__What is required__
Search the records below for "this"; copy each line that has it.

====================

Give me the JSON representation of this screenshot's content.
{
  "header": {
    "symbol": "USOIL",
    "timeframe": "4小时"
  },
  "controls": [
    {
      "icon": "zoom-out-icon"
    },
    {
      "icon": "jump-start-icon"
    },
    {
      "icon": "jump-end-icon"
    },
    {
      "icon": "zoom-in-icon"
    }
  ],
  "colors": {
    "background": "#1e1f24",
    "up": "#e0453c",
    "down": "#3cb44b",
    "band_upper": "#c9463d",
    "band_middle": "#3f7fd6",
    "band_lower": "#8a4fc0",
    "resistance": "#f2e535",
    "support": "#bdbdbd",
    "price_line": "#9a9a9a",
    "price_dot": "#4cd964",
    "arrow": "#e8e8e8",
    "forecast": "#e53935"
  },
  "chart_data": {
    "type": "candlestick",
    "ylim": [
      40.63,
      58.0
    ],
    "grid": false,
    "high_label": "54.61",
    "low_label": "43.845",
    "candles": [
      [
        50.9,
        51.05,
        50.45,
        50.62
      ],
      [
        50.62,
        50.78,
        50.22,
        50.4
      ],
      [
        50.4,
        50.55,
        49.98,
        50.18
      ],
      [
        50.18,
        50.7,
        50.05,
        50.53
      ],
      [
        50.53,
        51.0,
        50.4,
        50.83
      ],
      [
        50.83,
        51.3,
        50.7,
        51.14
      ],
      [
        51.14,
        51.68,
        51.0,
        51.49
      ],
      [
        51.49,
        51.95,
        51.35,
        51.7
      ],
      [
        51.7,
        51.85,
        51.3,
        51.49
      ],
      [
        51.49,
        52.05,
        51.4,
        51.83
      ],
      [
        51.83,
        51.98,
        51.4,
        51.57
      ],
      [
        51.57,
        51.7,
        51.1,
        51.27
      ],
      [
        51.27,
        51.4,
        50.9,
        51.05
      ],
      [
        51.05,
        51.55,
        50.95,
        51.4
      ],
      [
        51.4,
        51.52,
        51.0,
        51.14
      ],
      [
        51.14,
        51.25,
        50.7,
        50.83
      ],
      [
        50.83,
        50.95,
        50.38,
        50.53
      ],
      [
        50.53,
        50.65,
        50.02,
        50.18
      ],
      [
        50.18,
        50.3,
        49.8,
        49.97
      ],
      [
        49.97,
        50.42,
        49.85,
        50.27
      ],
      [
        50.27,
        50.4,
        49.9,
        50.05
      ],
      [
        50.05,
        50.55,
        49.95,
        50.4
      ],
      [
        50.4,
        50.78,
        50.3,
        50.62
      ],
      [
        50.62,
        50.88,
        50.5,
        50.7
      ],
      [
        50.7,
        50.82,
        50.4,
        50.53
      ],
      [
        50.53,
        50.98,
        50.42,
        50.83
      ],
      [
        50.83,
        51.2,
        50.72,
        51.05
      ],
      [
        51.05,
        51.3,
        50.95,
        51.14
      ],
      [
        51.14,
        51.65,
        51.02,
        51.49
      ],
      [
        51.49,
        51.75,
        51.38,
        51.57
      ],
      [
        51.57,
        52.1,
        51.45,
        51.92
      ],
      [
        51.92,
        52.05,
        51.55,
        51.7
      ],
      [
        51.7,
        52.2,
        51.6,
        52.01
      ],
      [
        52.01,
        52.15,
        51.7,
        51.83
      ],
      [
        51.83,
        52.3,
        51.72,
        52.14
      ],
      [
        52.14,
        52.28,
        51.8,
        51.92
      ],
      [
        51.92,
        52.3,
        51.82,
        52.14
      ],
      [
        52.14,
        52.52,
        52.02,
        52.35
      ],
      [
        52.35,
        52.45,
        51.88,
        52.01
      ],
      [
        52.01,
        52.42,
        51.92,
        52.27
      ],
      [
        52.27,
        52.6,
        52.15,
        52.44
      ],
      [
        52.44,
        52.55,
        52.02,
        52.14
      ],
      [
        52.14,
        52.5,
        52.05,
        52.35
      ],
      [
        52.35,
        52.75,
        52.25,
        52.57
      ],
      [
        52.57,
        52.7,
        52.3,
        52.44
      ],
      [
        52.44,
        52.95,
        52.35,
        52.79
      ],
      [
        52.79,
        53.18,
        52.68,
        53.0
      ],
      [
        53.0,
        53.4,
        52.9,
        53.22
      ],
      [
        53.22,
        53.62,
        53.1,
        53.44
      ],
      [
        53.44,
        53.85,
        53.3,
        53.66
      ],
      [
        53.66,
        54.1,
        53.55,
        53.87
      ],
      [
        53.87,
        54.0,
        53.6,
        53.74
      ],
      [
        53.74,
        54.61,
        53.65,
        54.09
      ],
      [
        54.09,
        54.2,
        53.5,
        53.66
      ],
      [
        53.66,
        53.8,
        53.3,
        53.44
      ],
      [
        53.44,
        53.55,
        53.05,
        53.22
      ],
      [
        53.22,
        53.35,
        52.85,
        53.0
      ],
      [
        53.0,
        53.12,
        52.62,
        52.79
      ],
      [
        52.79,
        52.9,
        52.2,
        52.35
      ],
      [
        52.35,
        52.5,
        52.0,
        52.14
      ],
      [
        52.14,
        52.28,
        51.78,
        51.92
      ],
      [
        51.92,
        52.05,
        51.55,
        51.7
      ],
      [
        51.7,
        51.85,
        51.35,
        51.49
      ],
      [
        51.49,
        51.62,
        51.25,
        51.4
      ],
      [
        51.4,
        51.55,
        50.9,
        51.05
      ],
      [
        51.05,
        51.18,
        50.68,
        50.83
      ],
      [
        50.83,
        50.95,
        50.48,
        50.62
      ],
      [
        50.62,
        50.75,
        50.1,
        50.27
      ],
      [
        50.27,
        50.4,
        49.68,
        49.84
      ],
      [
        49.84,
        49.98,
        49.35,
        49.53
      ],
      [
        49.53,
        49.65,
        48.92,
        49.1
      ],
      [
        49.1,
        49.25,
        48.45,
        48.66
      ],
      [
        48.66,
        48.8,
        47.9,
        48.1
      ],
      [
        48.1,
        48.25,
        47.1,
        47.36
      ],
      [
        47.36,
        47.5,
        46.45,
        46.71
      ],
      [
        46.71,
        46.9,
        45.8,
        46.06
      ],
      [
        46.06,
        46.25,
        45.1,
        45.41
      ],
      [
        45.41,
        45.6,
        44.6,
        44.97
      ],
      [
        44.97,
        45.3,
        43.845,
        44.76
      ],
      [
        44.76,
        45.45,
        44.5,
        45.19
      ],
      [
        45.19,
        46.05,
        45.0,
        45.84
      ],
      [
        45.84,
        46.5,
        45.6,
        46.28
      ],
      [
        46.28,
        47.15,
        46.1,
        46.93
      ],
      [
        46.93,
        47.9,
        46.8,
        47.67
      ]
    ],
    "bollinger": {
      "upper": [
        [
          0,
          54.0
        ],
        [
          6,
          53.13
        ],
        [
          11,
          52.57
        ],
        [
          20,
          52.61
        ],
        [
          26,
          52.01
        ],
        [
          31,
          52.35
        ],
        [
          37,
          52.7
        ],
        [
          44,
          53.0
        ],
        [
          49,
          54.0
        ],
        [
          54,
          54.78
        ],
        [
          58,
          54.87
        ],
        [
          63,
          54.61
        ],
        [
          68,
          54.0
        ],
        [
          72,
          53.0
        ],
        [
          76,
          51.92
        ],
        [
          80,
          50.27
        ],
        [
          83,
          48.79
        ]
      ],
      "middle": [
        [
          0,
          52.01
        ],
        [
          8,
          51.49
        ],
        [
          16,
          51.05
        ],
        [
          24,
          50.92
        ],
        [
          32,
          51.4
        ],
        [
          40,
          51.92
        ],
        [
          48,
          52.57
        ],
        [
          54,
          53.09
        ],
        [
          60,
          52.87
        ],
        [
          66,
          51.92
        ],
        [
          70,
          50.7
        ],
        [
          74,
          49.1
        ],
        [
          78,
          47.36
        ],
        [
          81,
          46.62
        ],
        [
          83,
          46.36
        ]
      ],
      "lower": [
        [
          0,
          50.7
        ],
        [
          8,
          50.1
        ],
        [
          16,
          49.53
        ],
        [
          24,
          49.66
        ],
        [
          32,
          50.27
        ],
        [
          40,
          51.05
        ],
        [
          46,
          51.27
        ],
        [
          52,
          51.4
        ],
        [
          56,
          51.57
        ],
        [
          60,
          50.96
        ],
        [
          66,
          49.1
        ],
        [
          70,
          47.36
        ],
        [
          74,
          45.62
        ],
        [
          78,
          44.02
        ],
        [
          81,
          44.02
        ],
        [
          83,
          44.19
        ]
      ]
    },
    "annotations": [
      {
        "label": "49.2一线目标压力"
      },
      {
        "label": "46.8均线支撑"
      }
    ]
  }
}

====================

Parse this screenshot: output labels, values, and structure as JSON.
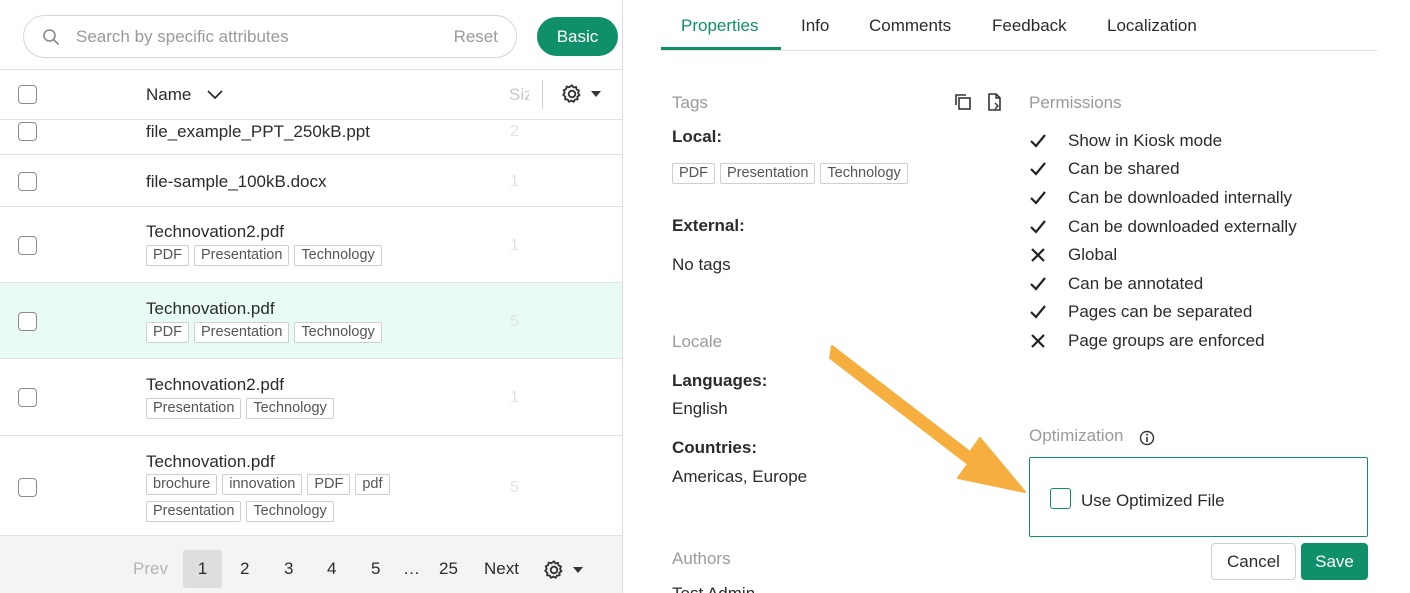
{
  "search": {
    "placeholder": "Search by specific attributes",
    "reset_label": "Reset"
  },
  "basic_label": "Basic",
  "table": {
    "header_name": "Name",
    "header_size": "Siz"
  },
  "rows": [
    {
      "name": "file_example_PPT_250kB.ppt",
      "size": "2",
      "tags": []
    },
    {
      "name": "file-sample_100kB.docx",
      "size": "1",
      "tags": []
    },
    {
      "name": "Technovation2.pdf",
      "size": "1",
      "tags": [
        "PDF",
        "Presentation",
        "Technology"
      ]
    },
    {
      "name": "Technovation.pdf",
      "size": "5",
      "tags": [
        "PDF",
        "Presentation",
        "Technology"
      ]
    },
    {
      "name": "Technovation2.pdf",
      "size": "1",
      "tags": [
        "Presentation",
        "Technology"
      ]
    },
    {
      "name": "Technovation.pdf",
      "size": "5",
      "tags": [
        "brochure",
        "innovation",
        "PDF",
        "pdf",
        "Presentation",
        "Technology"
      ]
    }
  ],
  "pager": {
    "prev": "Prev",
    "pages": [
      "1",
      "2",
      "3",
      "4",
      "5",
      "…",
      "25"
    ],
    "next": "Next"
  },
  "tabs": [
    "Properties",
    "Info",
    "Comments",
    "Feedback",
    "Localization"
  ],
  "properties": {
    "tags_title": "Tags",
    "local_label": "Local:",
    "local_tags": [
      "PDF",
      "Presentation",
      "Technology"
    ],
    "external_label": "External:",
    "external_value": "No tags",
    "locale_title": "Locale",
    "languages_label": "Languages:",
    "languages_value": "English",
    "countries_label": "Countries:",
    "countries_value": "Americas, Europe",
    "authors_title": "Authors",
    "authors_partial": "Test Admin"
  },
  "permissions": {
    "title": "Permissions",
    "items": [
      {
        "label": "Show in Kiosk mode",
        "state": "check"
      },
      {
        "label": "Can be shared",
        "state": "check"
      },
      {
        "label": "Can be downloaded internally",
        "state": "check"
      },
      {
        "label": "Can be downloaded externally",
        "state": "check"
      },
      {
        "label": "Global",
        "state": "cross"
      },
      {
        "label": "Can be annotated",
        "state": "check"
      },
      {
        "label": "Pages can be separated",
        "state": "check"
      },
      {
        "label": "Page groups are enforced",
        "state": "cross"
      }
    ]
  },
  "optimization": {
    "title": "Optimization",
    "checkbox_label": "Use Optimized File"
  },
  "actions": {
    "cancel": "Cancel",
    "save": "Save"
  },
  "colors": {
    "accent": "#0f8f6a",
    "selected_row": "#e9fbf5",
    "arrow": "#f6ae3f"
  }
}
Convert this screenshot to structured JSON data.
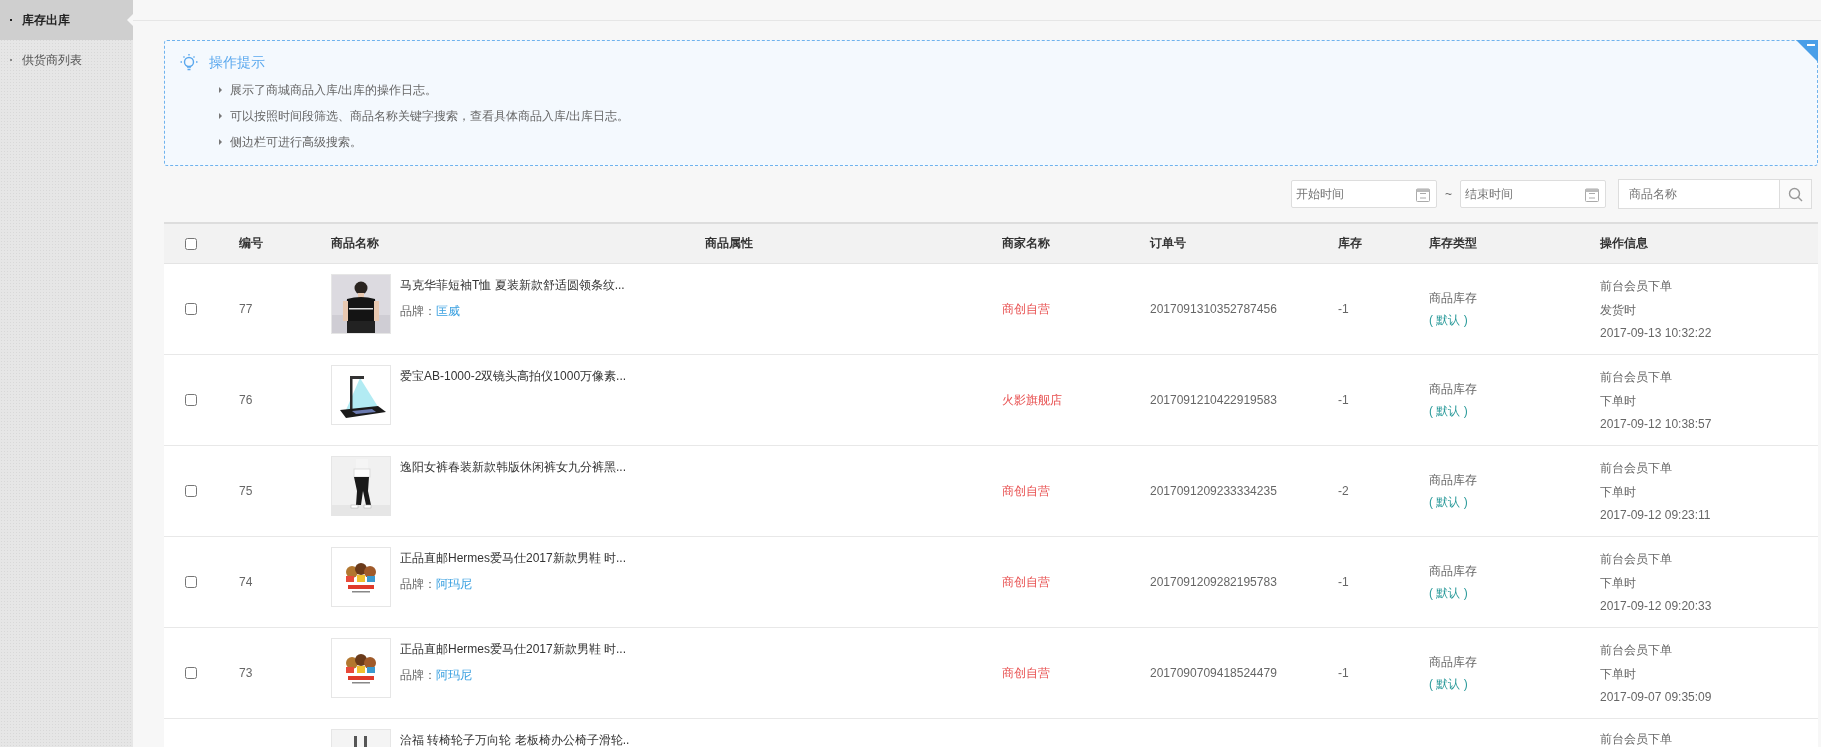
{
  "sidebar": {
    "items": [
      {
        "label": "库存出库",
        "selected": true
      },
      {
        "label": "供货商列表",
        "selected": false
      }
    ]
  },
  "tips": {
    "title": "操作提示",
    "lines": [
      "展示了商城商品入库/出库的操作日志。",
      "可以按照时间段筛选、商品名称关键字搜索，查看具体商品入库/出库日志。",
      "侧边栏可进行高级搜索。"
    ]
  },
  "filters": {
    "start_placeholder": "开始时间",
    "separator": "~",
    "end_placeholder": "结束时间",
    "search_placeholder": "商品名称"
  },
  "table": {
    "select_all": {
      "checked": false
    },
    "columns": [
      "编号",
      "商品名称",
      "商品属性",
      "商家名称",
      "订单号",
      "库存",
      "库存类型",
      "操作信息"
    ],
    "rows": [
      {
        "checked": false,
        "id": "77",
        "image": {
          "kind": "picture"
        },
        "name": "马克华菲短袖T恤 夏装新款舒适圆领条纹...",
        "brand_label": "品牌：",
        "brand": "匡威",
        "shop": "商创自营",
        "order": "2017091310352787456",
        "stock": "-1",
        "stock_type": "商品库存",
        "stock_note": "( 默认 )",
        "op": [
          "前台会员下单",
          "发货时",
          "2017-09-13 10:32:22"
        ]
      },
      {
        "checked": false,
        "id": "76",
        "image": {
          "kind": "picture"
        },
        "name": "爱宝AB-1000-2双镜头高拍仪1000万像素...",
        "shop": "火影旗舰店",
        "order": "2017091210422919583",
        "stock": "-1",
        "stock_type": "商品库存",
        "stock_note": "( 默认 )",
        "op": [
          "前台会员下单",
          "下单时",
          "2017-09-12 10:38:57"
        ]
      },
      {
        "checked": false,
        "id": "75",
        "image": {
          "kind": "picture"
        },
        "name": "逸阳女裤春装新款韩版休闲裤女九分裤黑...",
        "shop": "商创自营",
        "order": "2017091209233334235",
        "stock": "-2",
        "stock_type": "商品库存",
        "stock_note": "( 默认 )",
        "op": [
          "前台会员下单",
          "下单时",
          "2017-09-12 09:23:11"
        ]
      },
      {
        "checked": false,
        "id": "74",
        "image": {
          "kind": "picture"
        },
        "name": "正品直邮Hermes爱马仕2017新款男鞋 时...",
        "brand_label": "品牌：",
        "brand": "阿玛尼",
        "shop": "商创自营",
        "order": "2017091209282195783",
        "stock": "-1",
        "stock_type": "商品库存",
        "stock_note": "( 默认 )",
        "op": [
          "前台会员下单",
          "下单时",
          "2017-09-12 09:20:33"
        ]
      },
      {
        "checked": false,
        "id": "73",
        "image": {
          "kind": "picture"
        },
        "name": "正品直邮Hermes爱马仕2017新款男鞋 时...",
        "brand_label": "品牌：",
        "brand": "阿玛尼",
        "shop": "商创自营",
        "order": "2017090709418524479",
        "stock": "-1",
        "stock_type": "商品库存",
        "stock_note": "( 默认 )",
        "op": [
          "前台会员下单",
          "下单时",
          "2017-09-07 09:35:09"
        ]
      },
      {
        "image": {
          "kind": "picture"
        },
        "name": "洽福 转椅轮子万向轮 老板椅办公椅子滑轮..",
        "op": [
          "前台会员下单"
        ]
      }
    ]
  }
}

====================

__Answer to the exercise__
Give me the JSON representation of this screenshot's content.
Parse this screenshot: output labels, values, and structure as JSON.
Convert this screenshot to structured JSON data.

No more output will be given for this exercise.